The progressive demise of the bus conductor started when my children were still young, so I have experienced what every young mother goes through when trying to board a bus with baby, pushchair and toddler in tow. Which do you drop first, so that you have a hand free to get your fare out? While you are struggling to hold baby with one hand, while you stow pushchair away with the other, how do you stop the toddler being catapulted into the lap of a complete stranger, when the bus starts with its usual jolt? Once upon a time, there was a conductor to give you a helping hand, to see that old ladies were safely on the pavement before the bus started again, to make sure that people had time to get themselves and their parcels on and off in a comfortable and orderly fashion.
They were multifunctional, these old-fashioned bus conductors. Never mind the truant-spotting, they were entertainers and therapists, offering a song, a joke or an up-to- the-minute news bulletin, with political commentary thrown in. They were a friendly ear to the lonely and distressed, and made the kids get up and offer their seats to those who needed them more. I remember the desolate Roman Catholic lady whose beloved only son had decided to go into the priesthood.
'I wanted to see him married, you see,' she sighed. 'with children and all that.'
'Look at it like this, my dear,' said the conductor. 'He'll be married to God and that has to be an honour, now, doesn't it?'
She seemed mildly comforted by this bit of homespun wisdom.

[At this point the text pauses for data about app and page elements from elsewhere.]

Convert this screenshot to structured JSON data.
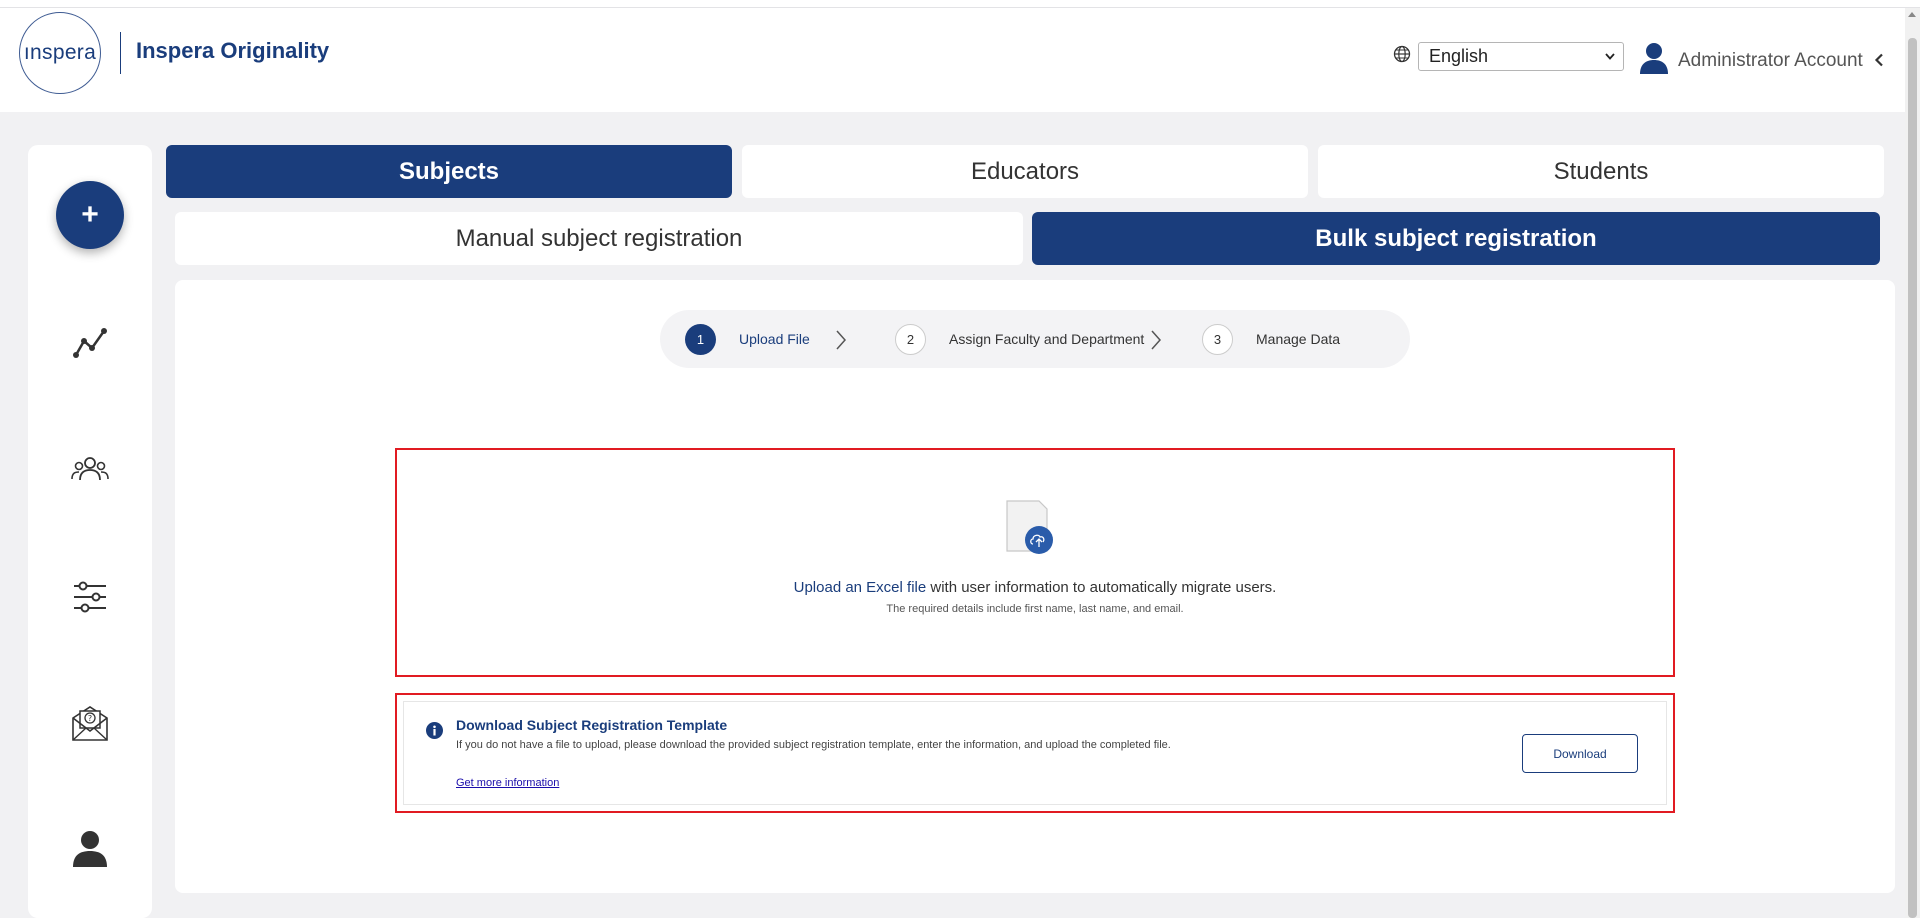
{
  "header": {
    "logo_text": "ınspera",
    "brand": "Inspera Originality",
    "language": {
      "selected": "English"
    },
    "account": {
      "name": "Administrator Account"
    }
  },
  "sidebar": {
    "add_label": "+",
    "icons": [
      "analytics-icon",
      "users-group-icon",
      "settings-sliders-icon",
      "mail-help-icon",
      "profile-icon"
    ]
  },
  "tabs": [
    {
      "label": "Subjects",
      "active": true
    },
    {
      "label": "Educators",
      "active": false
    },
    {
      "label": "Students",
      "active": false
    }
  ],
  "subtabs": [
    {
      "label": "Manual subject registration",
      "active": false
    },
    {
      "label": "Bulk subject registration",
      "active": true
    }
  ],
  "stepper": {
    "steps": [
      {
        "number": "1",
        "label": "Upload File",
        "active": true
      },
      {
        "number": "2",
        "label": "Assign Faculty and Department",
        "active": false
      },
      {
        "number": "3",
        "label": "Manage Data",
        "active": false
      }
    ]
  },
  "upload": {
    "link_text": "Upload an Excel file",
    "text_rest": " with user information to automatically migrate users.",
    "subtext": "The required details include first name, last name, and email."
  },
  "template_info": {
    "title": "Download Subject Registration Template",
    "description": "If you do not have a file to upload, please download the provided subject registration template, enter the information, and upload the completed file.",
    "link": "Get more information",
    "button": "Download"
  },
  "colors": {
    "primary": "#1a3d7c",
    "highlight_border": "#e11b22",
    "background": "#f1f1f3"
  }
}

Park-keepers, too, did much to make the world around them more civilised and well ordered. They wore peaked caps and brown uniforms and allowed neither children nor adults to behave badly in their domains. We were innocent and did not know how limited were the park-keeper's powers. He wore a uniform and behaved with authority, so we thought he could imprison us in the little keeper's lodge if we disobeyed him. As a result, we did not trample on flower beds, scribble on benches or stone ducks on the pond.
Even grown-ups respected his rules and kept their dogs on leads, did not allow them to foul the grass or footpaths and picked up their litter to put in the bin. There was less opportunity for copulation in the shrubbery, with the park- keeper watching you, and the play areas were relatively safe from child molesters. Any child about in school hours, and hoping for an illicit smoke behind the bushes in the park would have been spotted, clipped round the ear, had the cigarettes confiscated and been sent packing. I would like to think there were still a few of these admirable gentlemen around; if not, Mr Patten is right to call for their reinstatement. If that is what he is doing.
There are other jobs, gradually disappearing in the name of economy, which used to contribute to the unofficial policing of our world. How many young women these days would rather prolong a railway journey unnecessarily than get out at an unstaffed station after dark? A whole army of guards, porters, ticket-collectors, whose very presence was reassuring, has vanished from our stations. An automatic dispensing machine can only spew forth tickets: it is a poor substitute for a kindly, watchful eye. Public lavatories, too, have largely lost their attendants and become not only filthy and vandalised but a setting for the nastiest of crimes.
I have no doubt that those comfortable, brown-overalled ladies who kept the loos clean in the London of my childhood ware also excellent truant-spotters and would not have tolerated glue-sniffing or drug-shooting on their premises. So let's hear some more speeches about the utility of these unsung heroes, so we may have them back again. It's the best idea the education secretary has had in a long time.
Margaret Maxwell is away.Reuse content